The company's longtime chairman and CEO, Terry Lundgren, is also about to depart the company, handing the reins to Macy's President Jeff Gennette later in the quarter.
According to The Wall Street Journal, Macy's executives could reap large severance packages if the retailer sells itself. Regulatory filings suggest Lundgren, for example, would receive $80 million if there's a change of control, the paper said.
"It's probably more real than not," said Dana Telsey, CEO of Telsey Advisory Group, commenting on the speculation about a deal. However, she cautioned that it is very difficult to integrate the operations of department store chains, given the hundreds of properties that are involved. Also, any deal doesn't fix the fact that sales are struggling.
"The top line is struggling for department stores," she said. "They have some very valuable locations and I think they're pruning underperforming stores, so there's more to do."
Stifel analyst Richard Jaffe said Hudson's Bay, for a retailer, has been innovative in making acquisitions in the past. As an example, he cited the company's purchase of Saks for $2.9 billion. Quickly afterward, the flagship store was appraised for $3.7 billion.
In a research note, Jaffe estimated any offer for Macy's would have to be at least $40 per share, which is a 30 percent premium to where Macy's stock opened Friday.
"This is not based on any underlying valuation calculation but rather the approximate midpoint of the range of premiums paid for retail buyouts in recent years," Jaffe said. "The estimates in the public domain value Macy's with its real estate at $20 billion, or $65 per share, and the public market this morning at $10 billion, or $30 per share. The large estimate involves a speculative valuation of the real estate, which we believe to be optimistic."
Jefferies analyst Randal Konik said that Macy's does fit "to a certain degree" the acquisition criteria Hudson's Bay has laid out in the past. The criteria includes having good locations, undermanaged retail operations, unlocked real estate value, and opportunities for revenue and cost synergies, he said.
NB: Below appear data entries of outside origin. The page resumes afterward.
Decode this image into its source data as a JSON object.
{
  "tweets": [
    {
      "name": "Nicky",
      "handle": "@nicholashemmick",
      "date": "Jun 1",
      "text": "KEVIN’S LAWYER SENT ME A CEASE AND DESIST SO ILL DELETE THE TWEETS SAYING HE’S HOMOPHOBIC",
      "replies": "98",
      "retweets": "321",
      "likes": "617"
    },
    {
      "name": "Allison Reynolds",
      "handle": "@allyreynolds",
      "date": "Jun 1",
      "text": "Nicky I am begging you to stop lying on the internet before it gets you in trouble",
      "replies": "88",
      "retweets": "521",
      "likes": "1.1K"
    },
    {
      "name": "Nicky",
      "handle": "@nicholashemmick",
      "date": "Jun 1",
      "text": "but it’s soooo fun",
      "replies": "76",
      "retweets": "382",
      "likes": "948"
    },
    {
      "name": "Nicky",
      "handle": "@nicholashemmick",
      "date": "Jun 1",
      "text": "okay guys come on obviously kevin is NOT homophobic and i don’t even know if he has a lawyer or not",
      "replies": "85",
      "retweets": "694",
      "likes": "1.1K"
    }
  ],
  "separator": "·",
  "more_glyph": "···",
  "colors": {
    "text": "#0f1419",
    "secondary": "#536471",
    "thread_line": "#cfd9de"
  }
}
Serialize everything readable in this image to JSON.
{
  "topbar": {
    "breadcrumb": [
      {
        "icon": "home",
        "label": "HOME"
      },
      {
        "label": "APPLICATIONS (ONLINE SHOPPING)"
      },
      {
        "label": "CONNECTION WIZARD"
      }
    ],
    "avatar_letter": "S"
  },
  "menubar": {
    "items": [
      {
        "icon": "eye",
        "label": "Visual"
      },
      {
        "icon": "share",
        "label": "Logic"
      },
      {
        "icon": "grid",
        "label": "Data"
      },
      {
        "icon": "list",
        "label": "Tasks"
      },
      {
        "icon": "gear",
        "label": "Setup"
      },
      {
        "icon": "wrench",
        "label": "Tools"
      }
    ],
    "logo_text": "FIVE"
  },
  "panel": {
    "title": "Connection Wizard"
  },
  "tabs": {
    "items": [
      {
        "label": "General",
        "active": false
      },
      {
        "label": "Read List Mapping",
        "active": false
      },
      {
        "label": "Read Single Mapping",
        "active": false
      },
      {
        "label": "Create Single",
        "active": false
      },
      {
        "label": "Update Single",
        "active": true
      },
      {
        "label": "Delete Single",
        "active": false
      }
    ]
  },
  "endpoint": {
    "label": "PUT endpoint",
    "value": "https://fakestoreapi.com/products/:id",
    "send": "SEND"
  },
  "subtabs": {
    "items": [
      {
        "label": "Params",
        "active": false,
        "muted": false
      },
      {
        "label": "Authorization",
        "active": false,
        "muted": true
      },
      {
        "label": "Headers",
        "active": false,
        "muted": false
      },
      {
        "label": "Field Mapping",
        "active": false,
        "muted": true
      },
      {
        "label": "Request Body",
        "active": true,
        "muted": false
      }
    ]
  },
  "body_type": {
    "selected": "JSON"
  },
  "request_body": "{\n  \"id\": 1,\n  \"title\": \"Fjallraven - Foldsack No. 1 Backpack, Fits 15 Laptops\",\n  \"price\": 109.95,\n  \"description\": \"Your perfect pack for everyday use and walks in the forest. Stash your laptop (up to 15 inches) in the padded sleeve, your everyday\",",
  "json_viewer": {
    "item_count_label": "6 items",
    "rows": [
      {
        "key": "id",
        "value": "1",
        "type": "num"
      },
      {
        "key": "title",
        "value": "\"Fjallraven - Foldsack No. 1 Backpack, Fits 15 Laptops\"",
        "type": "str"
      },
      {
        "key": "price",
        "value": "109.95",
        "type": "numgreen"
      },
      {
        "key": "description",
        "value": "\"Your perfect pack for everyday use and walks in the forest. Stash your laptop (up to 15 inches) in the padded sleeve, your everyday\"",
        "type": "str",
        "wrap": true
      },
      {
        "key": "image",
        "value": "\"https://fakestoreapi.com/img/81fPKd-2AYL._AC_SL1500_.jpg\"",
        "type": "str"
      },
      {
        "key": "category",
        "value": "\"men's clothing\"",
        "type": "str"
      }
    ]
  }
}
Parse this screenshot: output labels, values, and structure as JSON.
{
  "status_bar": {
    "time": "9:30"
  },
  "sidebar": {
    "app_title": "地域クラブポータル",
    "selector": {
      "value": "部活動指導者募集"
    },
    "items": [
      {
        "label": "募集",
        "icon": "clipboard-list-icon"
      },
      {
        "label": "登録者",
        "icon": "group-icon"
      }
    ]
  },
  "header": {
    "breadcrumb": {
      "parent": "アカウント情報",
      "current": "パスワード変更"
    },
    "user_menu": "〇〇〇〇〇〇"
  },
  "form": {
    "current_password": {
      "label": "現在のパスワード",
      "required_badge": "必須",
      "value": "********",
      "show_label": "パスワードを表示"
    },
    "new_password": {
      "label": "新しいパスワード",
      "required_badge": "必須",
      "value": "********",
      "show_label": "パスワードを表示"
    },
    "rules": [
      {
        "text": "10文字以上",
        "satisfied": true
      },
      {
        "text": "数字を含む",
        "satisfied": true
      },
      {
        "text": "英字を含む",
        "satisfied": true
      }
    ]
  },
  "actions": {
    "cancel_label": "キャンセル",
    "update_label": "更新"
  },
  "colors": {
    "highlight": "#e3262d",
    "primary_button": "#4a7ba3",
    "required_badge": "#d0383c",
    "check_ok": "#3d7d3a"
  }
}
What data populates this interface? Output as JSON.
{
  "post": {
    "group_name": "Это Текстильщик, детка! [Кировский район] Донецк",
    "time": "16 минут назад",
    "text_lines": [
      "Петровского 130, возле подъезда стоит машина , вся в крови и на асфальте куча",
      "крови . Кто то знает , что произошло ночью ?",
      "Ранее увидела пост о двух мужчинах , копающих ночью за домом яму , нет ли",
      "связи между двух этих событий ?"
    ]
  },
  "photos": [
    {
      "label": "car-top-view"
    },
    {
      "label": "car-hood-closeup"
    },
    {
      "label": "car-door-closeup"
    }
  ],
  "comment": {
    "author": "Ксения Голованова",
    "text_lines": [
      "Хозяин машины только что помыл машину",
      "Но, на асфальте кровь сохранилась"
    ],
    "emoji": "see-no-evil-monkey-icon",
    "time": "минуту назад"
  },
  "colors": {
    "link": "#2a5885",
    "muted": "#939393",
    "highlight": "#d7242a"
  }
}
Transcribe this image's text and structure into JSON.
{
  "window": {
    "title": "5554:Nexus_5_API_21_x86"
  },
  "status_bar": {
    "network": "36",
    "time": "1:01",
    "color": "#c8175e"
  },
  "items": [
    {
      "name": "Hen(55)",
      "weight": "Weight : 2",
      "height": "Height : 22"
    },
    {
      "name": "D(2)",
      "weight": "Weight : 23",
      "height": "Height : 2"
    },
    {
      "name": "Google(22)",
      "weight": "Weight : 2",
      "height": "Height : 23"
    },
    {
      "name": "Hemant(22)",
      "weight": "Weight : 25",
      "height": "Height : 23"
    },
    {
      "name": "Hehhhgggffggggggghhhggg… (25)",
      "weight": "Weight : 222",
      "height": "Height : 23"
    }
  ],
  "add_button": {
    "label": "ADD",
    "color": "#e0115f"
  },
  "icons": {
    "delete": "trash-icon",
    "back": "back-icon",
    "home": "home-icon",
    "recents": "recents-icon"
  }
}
Some also suspect the talks could result in some sort of real estate transaction.
— Reported by CNBC's David Faber; written by CNBC's Christina Cheddar Berk; Natalia Wojcik contributed to this report.